Your assignment —
Throughout the listing below, show every line in which "plain" occurs.

Data shown —
◆ ◆ ◆ ◆

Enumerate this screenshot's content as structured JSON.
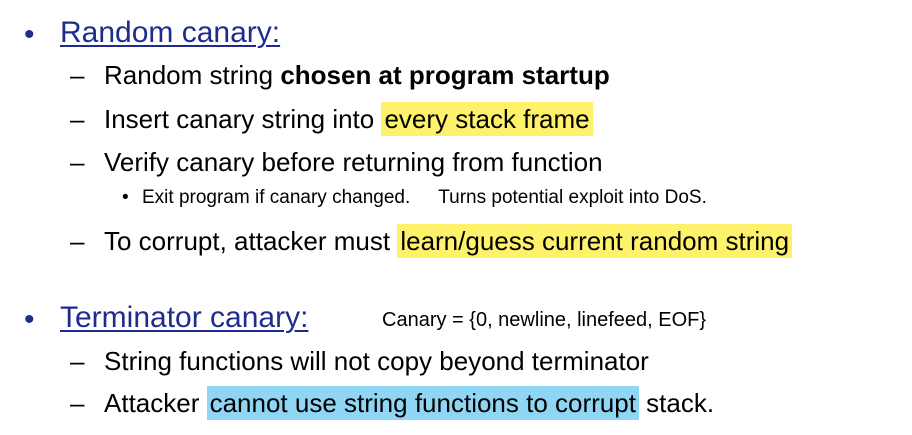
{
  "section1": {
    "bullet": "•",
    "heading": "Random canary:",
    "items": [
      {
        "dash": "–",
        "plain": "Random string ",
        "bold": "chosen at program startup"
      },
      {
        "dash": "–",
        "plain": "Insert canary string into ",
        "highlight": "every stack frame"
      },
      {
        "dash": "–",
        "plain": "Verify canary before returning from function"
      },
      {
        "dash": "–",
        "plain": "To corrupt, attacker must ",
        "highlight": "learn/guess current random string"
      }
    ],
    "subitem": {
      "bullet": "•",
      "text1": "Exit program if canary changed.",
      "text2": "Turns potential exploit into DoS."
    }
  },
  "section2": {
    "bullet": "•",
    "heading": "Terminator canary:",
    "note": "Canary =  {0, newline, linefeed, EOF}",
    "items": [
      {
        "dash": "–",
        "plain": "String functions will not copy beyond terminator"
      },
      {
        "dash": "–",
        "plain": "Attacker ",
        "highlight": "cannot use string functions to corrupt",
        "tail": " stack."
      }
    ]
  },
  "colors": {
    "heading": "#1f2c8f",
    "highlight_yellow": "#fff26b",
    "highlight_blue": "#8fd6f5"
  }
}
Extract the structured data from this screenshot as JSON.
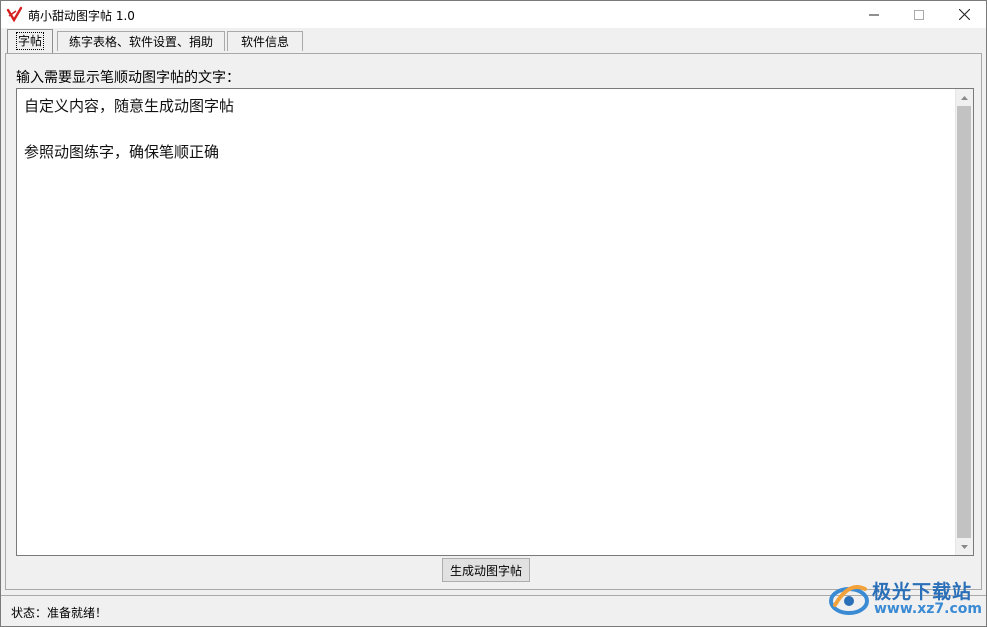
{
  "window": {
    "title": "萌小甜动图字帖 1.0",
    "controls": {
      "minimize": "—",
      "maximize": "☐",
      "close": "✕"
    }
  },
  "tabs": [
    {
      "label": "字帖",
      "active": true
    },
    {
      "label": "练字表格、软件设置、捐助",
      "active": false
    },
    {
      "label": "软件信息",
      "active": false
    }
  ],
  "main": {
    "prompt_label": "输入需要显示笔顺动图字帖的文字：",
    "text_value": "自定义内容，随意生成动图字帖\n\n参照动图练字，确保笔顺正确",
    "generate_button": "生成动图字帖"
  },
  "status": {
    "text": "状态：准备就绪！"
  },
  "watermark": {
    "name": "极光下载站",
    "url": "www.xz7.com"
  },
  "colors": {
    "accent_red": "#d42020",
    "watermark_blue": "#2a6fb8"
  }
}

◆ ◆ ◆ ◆

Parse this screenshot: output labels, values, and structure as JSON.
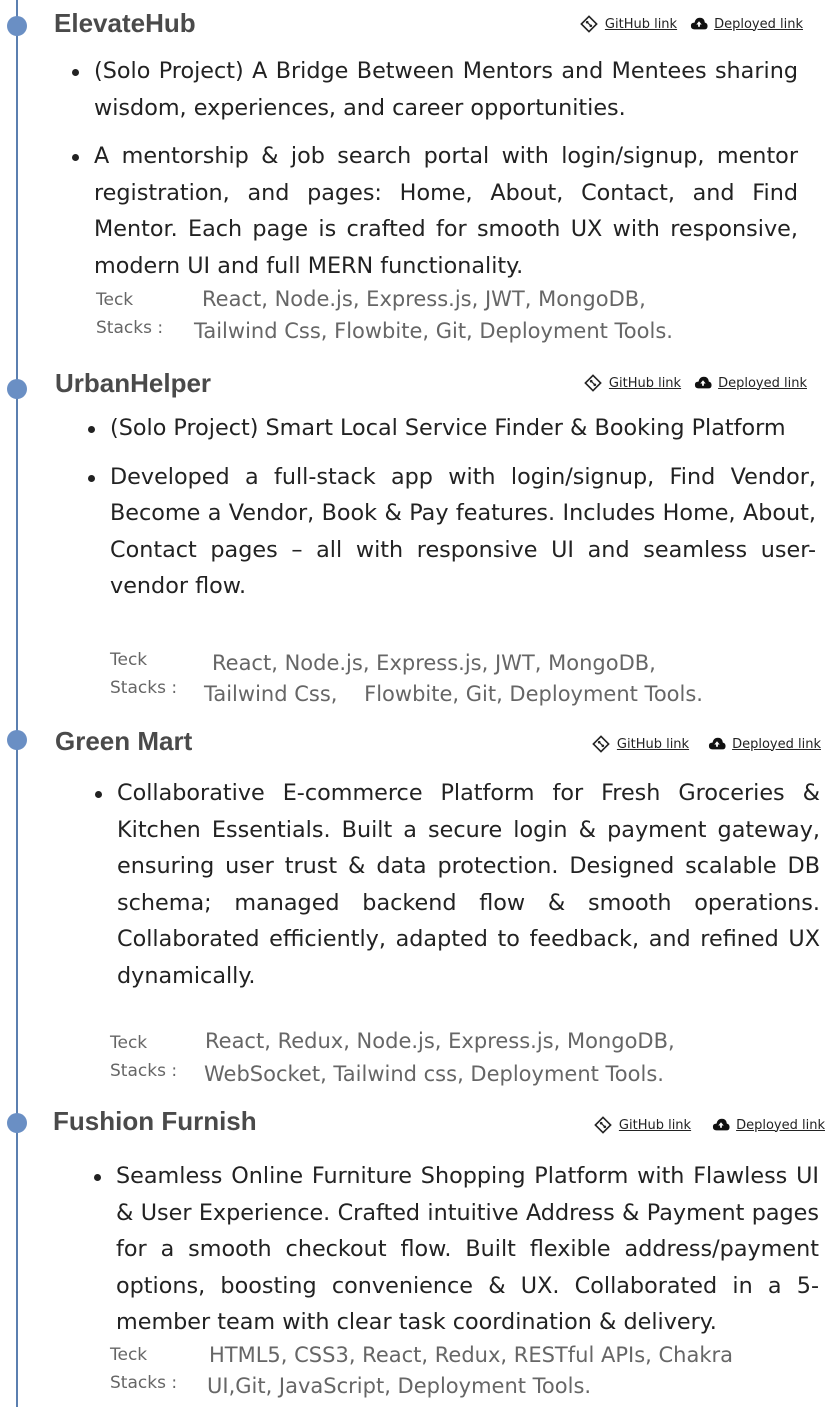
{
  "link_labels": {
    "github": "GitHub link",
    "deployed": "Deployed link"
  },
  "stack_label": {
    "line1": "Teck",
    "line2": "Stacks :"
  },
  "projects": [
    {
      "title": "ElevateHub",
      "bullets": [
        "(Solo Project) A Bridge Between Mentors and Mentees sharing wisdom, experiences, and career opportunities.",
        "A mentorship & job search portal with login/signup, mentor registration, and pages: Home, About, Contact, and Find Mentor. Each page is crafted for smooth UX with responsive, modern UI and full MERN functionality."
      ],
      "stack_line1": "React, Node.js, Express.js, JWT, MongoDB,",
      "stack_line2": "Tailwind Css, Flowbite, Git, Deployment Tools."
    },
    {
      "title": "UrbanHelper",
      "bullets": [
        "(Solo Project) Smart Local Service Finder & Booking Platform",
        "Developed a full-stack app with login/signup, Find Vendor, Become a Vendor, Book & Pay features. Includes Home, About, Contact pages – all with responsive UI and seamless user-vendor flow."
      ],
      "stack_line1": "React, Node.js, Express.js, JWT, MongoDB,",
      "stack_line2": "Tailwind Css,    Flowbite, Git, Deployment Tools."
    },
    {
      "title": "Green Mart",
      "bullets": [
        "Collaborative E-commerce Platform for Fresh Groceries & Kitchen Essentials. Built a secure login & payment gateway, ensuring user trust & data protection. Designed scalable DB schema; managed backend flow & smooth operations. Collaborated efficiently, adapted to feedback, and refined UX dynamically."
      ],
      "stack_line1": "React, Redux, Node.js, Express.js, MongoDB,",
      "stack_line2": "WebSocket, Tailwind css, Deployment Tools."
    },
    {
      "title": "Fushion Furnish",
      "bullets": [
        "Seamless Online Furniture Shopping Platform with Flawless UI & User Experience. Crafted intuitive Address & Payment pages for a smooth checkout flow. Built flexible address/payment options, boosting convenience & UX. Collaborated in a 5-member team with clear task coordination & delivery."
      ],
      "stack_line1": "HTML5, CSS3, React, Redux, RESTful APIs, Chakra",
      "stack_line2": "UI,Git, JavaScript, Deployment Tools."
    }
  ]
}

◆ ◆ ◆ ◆

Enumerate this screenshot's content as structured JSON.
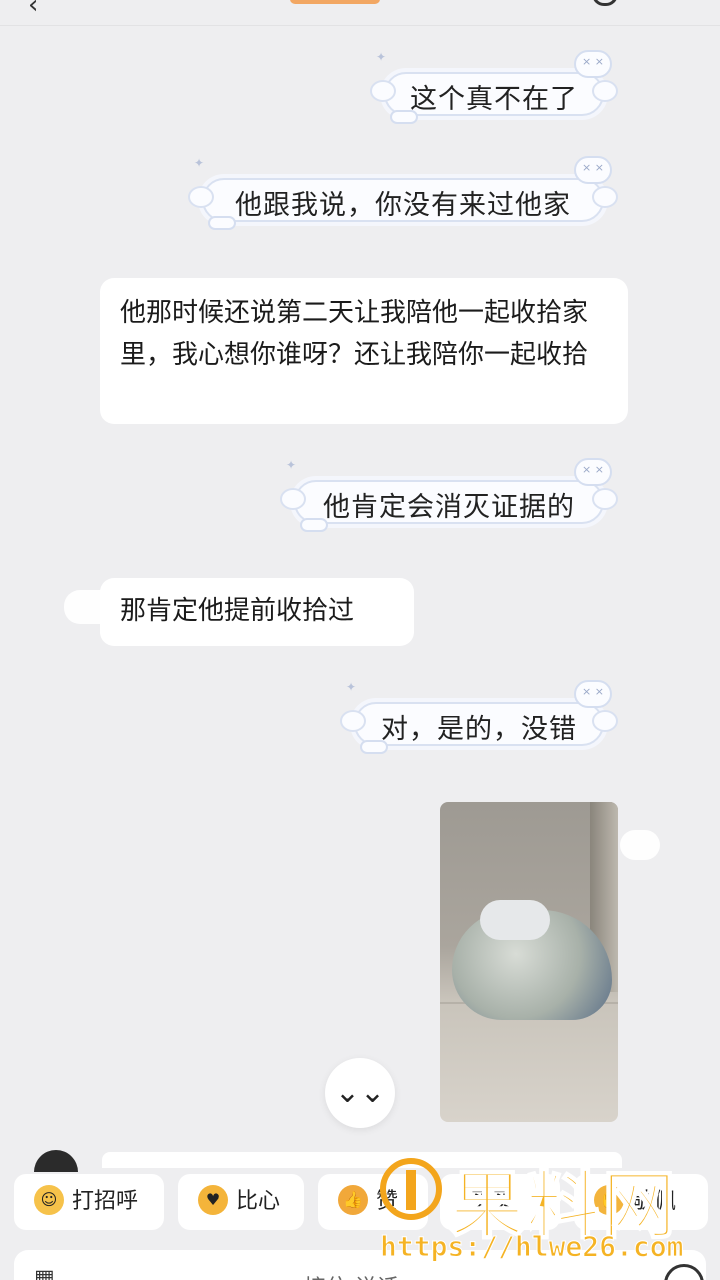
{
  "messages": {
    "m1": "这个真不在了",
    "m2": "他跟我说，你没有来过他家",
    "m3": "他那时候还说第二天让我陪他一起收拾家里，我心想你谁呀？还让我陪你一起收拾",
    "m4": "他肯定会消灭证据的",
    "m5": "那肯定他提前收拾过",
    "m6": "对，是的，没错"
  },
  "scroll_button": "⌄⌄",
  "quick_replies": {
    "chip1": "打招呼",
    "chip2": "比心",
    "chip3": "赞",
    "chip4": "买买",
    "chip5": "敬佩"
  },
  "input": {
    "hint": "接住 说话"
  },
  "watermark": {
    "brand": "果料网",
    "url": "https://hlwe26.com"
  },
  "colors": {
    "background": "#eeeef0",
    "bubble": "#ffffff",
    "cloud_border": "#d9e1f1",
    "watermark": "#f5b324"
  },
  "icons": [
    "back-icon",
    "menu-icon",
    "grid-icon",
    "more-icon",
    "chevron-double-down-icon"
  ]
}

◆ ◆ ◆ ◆

Output below —
        "plain": "Random string ",
        "plain": "Insert canary string into ",
        "plain": "Verify canary before returning from function"
        "plain": "To corrupt, attacker must ",
        "plain": "String functions will not copy beyond terminator"
        "plain": "Attacker ",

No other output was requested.